  • Before setting off in stormy conditions, check your car’s lights and windscreen wiper blades are clean and working properly. Also, check tire pressure and tread depth to ensure the best possible grip on wet surfaces.
  • Plan your route in advance and try to avoid any roads that are prone to flooding – even if it means a long journey.
  • Switch on your dipped headlights so other motorists can see you easily.
  • Reduce your speed when traveling to decrease your stopping distance. This will also help you pass through large puddles and potholes smoothly, without spraying other road users or risking aquaplaning.
  • Beware when driving through puddles and flooded areas – they may be deeper than you think and cause serious damage to your car. If in doubt, turn back and find another way to your destination.
  • If you think it’s safe, proceed slowly, keeping your car in a low gear (e.g. second) and your engine revs up so that you can maintain momentum.
  • Once you exit the other side – and especially if the puddle was deep – pause for a moment (if it’s safe) to let any excess water drain away. You should then gently test your brakes to be sure they’re working correctly.
  • If your engine cuts out after driving through deep water, don’t attempt to restart it, as catastrophic engine damage may occur. Instead, turn on the hazard lights, call for assistance and get professional advice.
  • SUVs and crossovers generally have a higher ride height which is an advantage when driving through floods. It’s still worth checking the manual to see what your wading depth is, though, and whether you need to change a setting to raise the vehicle.
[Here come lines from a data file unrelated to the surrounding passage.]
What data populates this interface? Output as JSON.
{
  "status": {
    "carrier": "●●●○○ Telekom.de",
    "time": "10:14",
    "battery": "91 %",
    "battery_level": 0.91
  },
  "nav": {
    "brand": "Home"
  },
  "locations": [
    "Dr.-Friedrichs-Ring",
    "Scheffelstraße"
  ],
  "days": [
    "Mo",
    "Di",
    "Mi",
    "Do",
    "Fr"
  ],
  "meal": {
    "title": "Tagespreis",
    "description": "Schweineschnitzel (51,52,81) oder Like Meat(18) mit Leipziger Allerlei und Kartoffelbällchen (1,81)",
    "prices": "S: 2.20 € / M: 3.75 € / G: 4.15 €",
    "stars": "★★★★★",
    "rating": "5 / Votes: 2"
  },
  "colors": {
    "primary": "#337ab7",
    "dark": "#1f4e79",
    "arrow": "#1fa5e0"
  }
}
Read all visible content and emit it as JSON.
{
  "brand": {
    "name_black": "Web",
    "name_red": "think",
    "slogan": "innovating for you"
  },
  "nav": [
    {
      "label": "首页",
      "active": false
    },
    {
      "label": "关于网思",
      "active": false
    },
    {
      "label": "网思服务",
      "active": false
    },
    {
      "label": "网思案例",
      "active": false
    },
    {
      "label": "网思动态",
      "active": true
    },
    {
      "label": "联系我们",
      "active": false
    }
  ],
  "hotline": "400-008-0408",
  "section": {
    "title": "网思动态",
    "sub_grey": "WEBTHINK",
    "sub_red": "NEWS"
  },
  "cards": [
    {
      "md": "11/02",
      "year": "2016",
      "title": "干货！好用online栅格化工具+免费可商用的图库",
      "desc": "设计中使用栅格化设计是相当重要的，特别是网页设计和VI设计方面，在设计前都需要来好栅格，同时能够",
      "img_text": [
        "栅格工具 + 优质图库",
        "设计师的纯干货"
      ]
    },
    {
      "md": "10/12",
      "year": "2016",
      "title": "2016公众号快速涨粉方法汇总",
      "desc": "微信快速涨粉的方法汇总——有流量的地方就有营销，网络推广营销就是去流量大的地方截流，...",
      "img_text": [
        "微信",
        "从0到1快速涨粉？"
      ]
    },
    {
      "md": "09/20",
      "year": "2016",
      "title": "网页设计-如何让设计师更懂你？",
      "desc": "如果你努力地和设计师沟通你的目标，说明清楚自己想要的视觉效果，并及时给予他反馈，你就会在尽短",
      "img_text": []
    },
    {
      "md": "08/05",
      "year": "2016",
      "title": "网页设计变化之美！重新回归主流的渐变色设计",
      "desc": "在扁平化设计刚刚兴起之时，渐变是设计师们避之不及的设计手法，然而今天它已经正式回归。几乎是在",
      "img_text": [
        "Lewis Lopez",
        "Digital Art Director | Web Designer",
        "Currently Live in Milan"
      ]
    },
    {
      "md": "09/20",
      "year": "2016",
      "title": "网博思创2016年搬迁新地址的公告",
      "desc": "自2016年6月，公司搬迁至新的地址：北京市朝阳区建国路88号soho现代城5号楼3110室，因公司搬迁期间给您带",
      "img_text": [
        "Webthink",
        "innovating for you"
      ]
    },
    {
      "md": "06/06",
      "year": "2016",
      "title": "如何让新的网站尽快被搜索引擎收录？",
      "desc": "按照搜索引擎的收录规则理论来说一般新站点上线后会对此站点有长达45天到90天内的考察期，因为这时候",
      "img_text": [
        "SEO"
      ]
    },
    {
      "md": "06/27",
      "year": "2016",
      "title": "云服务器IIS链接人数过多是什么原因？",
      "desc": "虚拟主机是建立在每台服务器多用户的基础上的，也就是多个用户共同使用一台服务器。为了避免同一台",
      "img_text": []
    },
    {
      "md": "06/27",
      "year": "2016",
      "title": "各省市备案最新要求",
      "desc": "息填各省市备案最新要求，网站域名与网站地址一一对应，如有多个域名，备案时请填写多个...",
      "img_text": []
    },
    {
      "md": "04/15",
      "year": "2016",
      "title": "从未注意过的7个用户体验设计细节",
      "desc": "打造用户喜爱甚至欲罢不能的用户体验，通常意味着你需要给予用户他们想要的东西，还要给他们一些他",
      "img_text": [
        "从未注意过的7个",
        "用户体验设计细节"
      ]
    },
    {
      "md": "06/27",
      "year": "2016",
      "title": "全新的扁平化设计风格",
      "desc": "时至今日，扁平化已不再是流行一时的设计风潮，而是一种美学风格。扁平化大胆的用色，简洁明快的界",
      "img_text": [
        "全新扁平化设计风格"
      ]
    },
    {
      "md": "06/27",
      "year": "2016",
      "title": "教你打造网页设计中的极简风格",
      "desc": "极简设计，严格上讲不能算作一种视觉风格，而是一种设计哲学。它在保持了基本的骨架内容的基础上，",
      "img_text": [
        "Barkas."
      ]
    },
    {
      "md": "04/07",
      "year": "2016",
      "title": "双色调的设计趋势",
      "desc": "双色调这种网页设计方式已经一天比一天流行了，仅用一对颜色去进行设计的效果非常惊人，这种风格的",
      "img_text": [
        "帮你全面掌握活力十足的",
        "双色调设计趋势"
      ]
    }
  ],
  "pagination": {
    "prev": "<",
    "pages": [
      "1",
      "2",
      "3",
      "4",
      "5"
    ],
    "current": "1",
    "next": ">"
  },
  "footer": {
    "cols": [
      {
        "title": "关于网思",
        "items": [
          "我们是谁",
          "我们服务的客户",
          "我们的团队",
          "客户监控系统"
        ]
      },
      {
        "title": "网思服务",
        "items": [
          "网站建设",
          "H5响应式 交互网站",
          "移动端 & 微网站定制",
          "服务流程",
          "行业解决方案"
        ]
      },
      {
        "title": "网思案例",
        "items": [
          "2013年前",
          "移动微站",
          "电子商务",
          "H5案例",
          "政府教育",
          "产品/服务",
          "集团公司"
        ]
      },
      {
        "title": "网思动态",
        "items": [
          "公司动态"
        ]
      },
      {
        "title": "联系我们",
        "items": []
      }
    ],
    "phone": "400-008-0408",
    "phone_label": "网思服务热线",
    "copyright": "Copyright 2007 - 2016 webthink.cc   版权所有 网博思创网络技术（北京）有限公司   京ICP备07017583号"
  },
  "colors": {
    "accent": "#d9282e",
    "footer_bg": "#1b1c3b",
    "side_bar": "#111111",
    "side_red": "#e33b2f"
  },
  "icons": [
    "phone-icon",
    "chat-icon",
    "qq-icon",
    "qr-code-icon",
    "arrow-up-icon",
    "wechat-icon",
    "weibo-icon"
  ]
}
High winds

  • Keep both hands on the wheel to maximise the chances of controlling your car and handling any sudden gusts.
  • Reduce your speed so strong gusts won’t blow you as far off course and keep your distance from other vehicles, especially lorries and caravans.
  • Expect the unexpected, especially when traveling on exposed stretches of road, bridges and passing high-sided vehicles.
  • Leave extra room for cyclists and motorcyclists, who are particularly vulnerable to sudden gusts, and may veer across the road.
  • Beware of fallen trees, branches and other debris such as dustbins that may have blown into the road.
  • Avoid towing high-sided trailers like caravans or horseboxes if gales are forecast.

In an emergency

  • Don’t press on if you think your car has a problem. If you’re on a motorway, pull over onto the hard shoulder and pull off any other road somewhere safe.
  • Switch on your hazard warning lights to let other road users know you have a problem. If you’re on a motorway or side road, make sure you and your car are always visible to other road users.
  • If you have a warning triangle, place it on the same side of the road at least 45 meters (147 feet) behind your broken-down vehicle.
  • If you break down or have to pull over on a motorway or dual carriageway, you and your passengers should leave the car and wait behind a barrier or up an embankment. Do not stand too close to your car – other vehicles have been known to rear-end stranded cars.
  • If you have to call for assistance, you’ll need to tell the breakdown or emergency services your location, so try to keep track of where you are.
  • If you feel threatened in any way, call 999 for the police.
  • If you’re driving in extreme conditions, always carry a winter driving kit. This should include:
  1. Ice scraper
  2. De-icer
  3. Blanket
  4. Torch
  5. Shovel
  6. High visibility jacket
  7. Waterproof clothing
  8. Warning triangle
  9. Something to eat
  10. Fully charged mobile phone

We also have one final piece of overall advice which is relevant whatever the weather, but especially during severe conditions: always be aware of vulnerable road users, especially cyclists, bikers and pedestrians.

Happy driving!